BEGIN
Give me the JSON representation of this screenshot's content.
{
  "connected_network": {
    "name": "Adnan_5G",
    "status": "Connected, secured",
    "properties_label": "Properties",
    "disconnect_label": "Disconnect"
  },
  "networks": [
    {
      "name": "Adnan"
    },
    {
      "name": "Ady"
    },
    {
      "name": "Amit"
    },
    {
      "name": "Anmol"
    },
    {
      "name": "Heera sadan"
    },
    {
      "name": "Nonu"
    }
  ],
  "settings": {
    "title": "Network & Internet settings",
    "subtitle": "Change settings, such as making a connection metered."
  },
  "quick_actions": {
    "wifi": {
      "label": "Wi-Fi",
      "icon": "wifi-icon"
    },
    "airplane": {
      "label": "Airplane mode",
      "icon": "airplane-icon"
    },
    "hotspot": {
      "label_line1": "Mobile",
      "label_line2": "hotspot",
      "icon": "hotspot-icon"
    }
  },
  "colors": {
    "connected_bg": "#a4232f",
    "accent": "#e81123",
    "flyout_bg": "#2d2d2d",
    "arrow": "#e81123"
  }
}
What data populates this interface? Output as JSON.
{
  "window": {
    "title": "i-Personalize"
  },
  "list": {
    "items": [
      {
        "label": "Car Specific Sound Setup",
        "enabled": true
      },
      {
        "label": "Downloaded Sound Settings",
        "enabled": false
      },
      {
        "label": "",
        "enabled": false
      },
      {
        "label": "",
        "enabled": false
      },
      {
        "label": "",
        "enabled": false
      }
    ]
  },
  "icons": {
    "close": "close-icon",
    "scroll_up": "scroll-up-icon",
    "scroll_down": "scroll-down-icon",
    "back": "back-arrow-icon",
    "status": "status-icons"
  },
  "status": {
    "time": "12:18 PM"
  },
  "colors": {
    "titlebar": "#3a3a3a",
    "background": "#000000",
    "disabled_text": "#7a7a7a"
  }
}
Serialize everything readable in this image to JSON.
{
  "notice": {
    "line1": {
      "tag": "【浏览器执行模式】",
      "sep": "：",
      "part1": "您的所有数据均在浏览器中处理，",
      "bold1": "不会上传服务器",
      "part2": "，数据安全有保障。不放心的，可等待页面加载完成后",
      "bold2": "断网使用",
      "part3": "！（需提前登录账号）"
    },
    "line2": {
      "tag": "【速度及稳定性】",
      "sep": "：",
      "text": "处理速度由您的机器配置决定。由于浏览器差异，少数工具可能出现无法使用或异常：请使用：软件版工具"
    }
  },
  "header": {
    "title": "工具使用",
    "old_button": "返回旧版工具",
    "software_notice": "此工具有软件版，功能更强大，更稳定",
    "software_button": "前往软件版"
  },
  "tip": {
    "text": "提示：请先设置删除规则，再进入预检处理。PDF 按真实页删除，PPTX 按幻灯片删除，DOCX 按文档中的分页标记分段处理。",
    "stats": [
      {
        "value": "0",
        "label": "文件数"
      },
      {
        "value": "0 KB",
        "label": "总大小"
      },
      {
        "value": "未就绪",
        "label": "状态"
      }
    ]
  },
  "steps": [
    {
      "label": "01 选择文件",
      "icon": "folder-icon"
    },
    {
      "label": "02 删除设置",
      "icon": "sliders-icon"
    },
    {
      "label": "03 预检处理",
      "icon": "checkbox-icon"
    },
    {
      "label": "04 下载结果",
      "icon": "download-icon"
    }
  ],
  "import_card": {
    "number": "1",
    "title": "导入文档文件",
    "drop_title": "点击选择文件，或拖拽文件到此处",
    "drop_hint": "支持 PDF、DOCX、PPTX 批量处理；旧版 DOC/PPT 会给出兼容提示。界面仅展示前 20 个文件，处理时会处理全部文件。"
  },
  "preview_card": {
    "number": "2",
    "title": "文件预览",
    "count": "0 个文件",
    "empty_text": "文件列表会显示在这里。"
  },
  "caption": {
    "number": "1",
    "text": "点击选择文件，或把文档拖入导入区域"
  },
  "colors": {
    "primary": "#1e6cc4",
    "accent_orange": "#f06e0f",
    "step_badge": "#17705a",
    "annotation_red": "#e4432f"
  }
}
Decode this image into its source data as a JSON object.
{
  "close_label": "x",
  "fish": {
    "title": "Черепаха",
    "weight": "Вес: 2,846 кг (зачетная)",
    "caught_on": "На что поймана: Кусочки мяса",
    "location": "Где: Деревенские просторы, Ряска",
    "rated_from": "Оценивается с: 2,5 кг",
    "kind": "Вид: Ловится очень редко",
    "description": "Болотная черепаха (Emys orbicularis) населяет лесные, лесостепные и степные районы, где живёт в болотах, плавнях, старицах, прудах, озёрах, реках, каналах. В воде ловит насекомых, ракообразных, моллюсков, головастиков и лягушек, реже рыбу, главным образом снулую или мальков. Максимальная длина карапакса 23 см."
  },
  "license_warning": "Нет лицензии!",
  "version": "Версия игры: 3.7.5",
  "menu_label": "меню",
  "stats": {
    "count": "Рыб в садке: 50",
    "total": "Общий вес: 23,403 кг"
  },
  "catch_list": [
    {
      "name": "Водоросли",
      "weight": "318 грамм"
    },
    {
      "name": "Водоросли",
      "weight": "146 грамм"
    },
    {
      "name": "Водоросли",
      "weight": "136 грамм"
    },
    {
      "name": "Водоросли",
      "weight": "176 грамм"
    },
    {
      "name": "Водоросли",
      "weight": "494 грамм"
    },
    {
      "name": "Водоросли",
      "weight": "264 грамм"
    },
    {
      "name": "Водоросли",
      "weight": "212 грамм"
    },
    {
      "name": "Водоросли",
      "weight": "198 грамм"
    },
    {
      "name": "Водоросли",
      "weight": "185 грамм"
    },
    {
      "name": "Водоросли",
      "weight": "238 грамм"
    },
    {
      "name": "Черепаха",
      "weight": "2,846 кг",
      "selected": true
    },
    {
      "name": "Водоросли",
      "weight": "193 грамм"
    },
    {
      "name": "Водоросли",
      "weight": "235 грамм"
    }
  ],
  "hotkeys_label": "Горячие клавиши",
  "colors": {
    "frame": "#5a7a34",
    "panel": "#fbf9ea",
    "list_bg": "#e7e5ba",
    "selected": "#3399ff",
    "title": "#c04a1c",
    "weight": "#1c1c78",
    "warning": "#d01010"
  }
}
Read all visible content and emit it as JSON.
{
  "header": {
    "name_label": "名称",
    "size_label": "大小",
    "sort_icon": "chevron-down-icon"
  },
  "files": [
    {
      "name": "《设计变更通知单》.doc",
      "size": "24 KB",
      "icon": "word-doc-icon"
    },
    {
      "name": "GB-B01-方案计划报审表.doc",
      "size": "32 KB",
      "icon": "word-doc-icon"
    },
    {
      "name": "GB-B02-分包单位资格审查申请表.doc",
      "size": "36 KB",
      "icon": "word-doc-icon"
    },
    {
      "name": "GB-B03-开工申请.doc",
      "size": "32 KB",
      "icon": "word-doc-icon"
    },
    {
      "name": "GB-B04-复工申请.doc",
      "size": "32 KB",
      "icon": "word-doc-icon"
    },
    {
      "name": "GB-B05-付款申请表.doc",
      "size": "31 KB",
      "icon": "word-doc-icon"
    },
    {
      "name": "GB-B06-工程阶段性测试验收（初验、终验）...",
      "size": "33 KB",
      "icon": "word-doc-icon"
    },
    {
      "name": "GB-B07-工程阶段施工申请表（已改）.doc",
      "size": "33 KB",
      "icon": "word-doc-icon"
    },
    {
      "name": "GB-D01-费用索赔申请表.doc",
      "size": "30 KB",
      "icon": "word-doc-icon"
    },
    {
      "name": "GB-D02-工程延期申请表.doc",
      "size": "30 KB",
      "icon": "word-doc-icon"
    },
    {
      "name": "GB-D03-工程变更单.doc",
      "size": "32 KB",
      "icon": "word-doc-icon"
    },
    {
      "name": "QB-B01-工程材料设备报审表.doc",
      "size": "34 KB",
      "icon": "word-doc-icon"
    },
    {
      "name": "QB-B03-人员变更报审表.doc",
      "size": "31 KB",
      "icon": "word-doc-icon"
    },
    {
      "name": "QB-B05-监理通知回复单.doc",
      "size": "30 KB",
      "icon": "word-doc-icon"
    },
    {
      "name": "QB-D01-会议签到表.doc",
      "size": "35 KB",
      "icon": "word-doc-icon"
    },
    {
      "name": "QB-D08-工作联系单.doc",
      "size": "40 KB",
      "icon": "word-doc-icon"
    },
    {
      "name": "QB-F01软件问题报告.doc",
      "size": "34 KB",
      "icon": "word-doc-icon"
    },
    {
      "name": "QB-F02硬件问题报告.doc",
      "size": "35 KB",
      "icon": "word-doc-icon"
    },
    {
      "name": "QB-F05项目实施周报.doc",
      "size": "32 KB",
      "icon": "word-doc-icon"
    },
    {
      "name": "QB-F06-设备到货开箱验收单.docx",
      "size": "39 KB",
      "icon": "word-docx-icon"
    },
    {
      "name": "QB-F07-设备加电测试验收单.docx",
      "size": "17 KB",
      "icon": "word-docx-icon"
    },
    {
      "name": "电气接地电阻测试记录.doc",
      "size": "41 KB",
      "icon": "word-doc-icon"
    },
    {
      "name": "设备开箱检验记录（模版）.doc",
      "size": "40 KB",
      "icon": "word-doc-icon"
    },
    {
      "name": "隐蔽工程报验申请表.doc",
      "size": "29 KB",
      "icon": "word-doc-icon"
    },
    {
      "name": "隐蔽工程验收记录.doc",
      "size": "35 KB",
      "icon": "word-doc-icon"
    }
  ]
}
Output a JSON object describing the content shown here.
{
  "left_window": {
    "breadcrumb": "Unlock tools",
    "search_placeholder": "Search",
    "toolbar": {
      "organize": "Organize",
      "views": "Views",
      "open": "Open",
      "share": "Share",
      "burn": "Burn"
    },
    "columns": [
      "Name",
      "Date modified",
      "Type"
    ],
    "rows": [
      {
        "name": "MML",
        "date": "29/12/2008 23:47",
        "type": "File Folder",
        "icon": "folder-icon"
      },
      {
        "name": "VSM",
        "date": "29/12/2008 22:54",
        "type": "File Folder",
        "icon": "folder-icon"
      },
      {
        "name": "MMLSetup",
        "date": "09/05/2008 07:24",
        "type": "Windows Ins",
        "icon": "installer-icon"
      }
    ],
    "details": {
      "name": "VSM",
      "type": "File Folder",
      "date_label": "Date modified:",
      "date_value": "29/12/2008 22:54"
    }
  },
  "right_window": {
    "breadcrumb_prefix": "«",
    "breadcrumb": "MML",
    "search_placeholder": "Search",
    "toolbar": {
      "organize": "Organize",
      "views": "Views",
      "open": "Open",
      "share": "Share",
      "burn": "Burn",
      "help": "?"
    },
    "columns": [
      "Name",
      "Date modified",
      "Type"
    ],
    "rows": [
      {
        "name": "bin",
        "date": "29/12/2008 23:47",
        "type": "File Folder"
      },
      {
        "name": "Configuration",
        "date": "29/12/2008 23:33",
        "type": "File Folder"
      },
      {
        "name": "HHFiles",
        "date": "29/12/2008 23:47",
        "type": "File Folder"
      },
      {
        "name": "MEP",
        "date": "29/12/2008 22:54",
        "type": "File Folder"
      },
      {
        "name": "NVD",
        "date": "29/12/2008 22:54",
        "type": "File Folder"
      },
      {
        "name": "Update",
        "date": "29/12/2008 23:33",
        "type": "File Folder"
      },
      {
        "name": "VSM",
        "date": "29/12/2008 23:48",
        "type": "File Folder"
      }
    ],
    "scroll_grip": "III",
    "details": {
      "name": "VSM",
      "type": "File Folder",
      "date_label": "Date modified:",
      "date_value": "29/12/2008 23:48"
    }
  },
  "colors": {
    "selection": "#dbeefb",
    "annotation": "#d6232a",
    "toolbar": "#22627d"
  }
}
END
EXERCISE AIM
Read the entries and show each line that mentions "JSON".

RESULT BELOW
Give me the JSON representation of this screenshot's content.
What data populates this interface? Output as JSON.
Serialize everything readable in this image to JSON.
Decode this image into its source data as a JSON object.
Read all visible content and emit it as JSON.
Output a JSON object describing the content shown here.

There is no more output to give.